Sam's expression turned frankly disbelieving.
Dean made a face. "Look, don't make me do the hearts and flowers bit—you're my brother, you'd die for me, kill me, whatever. I get it, all right? It goes both ways. No decomposing mad scientist is gonna change that."
The corner of Sam's mouth by God twitched.
Dean shrugged uncomfortably, and not because it pulled at his chest. "Look, I bet the skinwalker said a lot worse things to you." Sam had been less than anxious to talk about that one, but Dean had done the pushing then. They always tried harder for the other. And in the end, the sharing and caring wasn't so bad if it lightened his brother's eyes like that.
That got a full, if weak, smile. "What is it about Evil that it talks about the stuff we can't?" Sam mused.
"They don't exactly give us a choice. Far as I'm concerned, that's part of the 'evil' bit," Dean said flatly.
"Maybe. Still," Sam tilted his head, "if this is possessed-you talking…I appreciate it."
Dean just shook his head, then twisted to reach painfully for his own bag in the back seat. "I get first shower."

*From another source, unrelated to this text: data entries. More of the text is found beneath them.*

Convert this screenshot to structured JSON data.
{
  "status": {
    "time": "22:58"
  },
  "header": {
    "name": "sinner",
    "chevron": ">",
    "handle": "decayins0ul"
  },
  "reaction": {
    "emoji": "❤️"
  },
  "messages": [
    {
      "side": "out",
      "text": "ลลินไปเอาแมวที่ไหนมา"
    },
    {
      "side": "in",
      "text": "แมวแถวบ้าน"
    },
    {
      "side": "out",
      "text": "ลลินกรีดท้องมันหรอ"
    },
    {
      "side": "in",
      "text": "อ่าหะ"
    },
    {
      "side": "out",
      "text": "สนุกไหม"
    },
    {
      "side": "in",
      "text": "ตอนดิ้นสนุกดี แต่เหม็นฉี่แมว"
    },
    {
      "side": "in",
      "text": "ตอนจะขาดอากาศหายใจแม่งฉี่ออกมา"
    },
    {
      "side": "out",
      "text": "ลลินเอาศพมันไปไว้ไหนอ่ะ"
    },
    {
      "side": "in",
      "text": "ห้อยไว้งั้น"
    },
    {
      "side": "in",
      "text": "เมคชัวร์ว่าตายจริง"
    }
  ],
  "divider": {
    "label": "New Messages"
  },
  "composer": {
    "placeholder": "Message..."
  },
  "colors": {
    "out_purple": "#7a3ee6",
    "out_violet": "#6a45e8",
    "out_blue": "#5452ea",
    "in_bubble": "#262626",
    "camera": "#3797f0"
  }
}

"Oh, so now you're coming in?"
He ignored his brother easily, less easily when Sam gently pushed his arm away and dug the bag out himself. They climbed out of the car in silence, Sam waiting for him as Dean concentrated on moving his weighted feet.
He stopped at the door, glanced back at the car, then at Sam. "What were you going to bring out next?" he asked, honestly curious.
Sam's cheeks reddened faintly. "Your blankets and pillow."
"Huh." Dean turned to go in.
Dean laughed involuntarily. He'd still cringe at the words and see the face over the gun in his nightmares, but he'd hang on to this part, too, and the thousand similar times before it. And, eventually, that would win out.
But his chest was starting to burn from the movement and his face contorted as he rubbed it.
"I'll settle for the icepack."
"That can be arranged." Sam hovered without looking like he was hovering. The act still needed a little work.
Dean trusted they'd figure it out.The End